Records for this exercise -
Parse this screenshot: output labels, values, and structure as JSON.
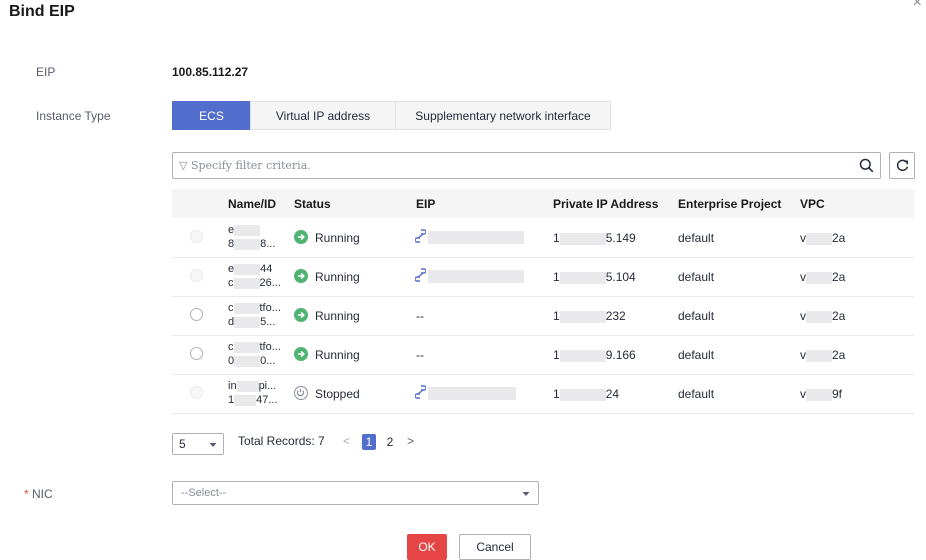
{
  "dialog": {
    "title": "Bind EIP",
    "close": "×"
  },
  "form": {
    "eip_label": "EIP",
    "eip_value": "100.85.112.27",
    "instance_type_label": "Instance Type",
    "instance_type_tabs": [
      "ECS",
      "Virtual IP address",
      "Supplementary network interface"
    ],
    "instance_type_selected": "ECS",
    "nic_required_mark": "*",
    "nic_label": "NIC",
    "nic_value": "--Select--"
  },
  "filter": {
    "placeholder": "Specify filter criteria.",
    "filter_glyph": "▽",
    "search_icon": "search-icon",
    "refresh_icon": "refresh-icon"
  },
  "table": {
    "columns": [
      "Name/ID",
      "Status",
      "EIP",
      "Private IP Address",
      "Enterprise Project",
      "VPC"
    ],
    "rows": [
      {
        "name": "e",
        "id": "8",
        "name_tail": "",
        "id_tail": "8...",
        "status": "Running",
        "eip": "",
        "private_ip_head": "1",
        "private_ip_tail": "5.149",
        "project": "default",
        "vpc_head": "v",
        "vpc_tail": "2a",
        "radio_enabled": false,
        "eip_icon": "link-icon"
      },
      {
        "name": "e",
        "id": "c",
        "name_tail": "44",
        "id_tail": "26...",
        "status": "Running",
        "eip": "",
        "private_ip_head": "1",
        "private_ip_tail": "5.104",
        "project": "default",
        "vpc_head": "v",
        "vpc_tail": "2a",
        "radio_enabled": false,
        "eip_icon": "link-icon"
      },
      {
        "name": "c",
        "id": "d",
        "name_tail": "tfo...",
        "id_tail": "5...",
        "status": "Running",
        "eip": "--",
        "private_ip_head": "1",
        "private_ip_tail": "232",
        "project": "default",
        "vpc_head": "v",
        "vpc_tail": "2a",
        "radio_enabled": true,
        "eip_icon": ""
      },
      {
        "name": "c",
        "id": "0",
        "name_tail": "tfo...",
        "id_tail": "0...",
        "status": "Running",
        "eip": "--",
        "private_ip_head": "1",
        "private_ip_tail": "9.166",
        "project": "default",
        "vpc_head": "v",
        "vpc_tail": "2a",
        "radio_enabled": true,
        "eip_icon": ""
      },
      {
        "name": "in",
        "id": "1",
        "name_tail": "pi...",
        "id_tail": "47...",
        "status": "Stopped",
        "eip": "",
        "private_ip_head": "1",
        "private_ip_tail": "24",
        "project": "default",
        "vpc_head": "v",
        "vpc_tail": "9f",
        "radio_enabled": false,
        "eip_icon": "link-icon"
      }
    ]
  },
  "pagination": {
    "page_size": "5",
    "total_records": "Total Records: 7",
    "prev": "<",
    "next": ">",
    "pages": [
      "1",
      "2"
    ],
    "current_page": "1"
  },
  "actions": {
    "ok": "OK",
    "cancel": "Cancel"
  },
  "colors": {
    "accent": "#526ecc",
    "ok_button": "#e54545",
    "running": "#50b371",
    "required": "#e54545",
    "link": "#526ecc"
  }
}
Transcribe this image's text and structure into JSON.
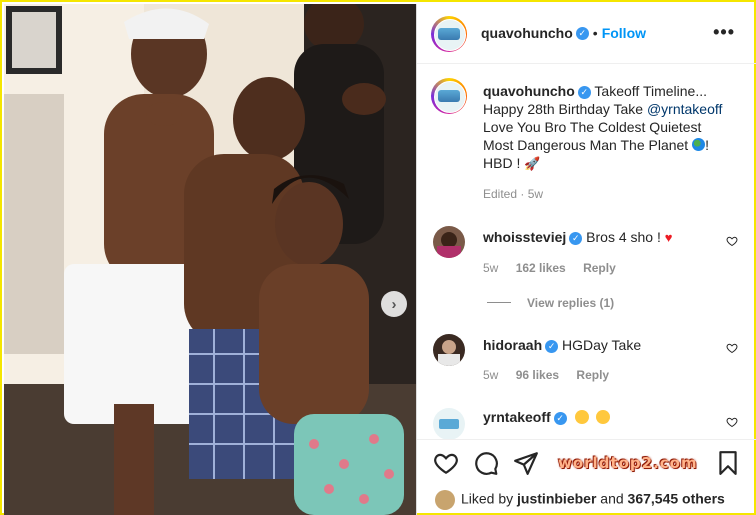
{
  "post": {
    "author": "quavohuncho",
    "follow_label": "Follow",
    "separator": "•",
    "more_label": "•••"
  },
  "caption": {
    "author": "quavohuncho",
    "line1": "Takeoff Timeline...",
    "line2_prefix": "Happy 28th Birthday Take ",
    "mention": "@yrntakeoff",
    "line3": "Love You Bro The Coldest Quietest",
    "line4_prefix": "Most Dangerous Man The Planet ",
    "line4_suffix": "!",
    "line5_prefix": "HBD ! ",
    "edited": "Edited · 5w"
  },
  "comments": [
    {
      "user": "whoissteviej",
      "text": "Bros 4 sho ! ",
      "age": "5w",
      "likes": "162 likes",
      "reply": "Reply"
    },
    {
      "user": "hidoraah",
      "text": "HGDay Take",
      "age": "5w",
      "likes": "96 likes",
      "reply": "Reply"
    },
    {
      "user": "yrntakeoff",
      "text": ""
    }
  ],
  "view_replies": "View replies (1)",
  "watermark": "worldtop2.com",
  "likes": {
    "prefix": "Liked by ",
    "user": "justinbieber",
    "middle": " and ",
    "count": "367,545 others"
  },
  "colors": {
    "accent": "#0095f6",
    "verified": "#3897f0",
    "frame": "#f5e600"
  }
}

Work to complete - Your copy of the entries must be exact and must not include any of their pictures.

Task result -
Parse this screenshot: output labels, values, and structure as JSON.
{
  "dialog": {
    "title": "Bind EIP",
    "close": "×"
  },
  "form": {
    "eip_label": "EIP",
    "eip_value": "100.85.112.27",
    "instance_type_label": "Instance Type",
    "instance_type_tabs": [
      "ECS",
      "Virtual IP address",
      "Supplementary network interface"
    ],
    "instance_type_selected": "ECS",
    "nic_required_mark": "*",
    "nic_label": "NIC",
    "nic_value": "--Select--"
  },
  "filter": {
    "placeholder": "Specify filter criteria.",
    "filter_glyph": "▽",
    "search_icon": "search-icon",
    "refresh_icon": "refresh-icon"
  },
  "table": {
    "columns": [
      "Name/ID",
      "Status",
      "EIP",
      "Private IP Address",
      "Enterprise Project",
      "VPC"
    ],
    "rows": [
      {
        "name": "e",
        "id": "8",
        "name_tail": "",
        "id_tail": "8...",
        "status": "Running",
        "eip": "",
        "private_ip_head": "1",
        "private_ip_tail": "5.149",
        "project": "default",
        "vpc_head": "v",
        "vpc_tail": "2a",
        "radio_enabled": false,
        "eip_icon": "link-icon"
      },
      {
        "name": "e",
        "id": "c",
        "name_tail": "44",
        "id_tail": "26...",
        "status": "Running",
        "eip": "",
        "private_ip_head": "1",
        "private_ip_tail": "5.104",
        "project": "default",
        "vpc_head": "v",
        "vpc_tail": "2a",
        "radio_enabled": false,
        "eip_icon": "link-icon"
      },
      {
        "name": "c",
        "id": "d",
        "name_tail": "tfo...",
        "id_tail": "5...",
        "status": "Running",
        "eip": "--",
        "private_ip_head": "1",
        "private_ip_tail": "232",
        "project": "default",
        "vpc_head": "v",
        "vpc_tail": "2a",
        "radio_enabled": true,
        "eip_icon": ""
      },
      {
        "name": "c",
        "id": "0",
        "name_tail": "tfo...",
        "id_tail": "0...",
        "status": "Running",
        "eip": "--",
        "private_ip_head": "1",
        "private_ip_tail": "9.166",
        "project": "default",
        "vpc_head": "v",
        "vpc_tail": "2a",
        "radio_enabled": true,
        "eip_icon": ""
      },
      {
        "name": "in",
        "id": "1",
        "name_tail": "pi...",
        "id_tail": "47...",
        "status": "Stopped",
        "eip": "",
        "private_ip_head": "1",
        "private_ip_tail": "24",
        "project": "default",
        "vpc_head": "v",
        "vpc_tail": "9f",
        "radio_enabled": false,
        "eip_icon": "link-icon"
      }
    ]
  },
  "pagination": {
    "page_size": "5",
    "total_records": "Total Records: 7",
    "prev": "<",
    "next": ">",
    "pages": [
      "1",
      "2"
    ],
    "current_page": "1"
  },
  "actions": {
    "ok": "OK",
    "cancel": "Cancel"
  },
  "colors": {
    "accent": "#526ecc",
    "ok_button": "#e54545",
    "running": "#50b371",
    "required": "#e54545",
    "link": "#526ecc"
  }
}
Transcribe this image's text and structure into JSON.
{
  "post": {
    "author": "quavohuncho",
    "follow_label": "Follow",
    "separator": "•",
    "more_label": "•••"
  },
  "caption": {
    "author": "quavohuncho",
    "line1": "Takeoff Timeline...",
    "line2_prefix": "Happy 28th Birthday Take ",
    "mention": "@yrntakeoff",
    "line3": "Love You Bro The Coldest Quietest",
    "line4_prefix": "Most Dangerous Man The Planet ",
    "line4_suffix": "!",
    "line5_prefix": "HBD ! ",
    "edited": "Edited · 5w"
  },
  "comments": [
    {
      "user": "whoissteviej",
      "text": "Bros 4 sho ! ",
      "age": "5w",
      "likes": "162 likes",
      "reply": "Reply"
    },
    {
      "user": "hidoraah",
      "text": "HGDay Take",
      "age": "5w",
      "likes": "96 likes",
      "reply": "Reply"
    },
    {
      "user": "yrntakeoff",
      "text": ""
    }
  ],
  "view_replies": "View replies (1)",
  "watermark": "worldtop2.com",
  "likes": {
    "prefix": "Liked by ",
    "user": "justinbieber",
    "middle": " and ",
    "count": "367,545 others"
  },
  "colors": {
    "accent": "#0095f6",
    "verified": "#3897f0",
    "frame": "#f5e600"
  }
}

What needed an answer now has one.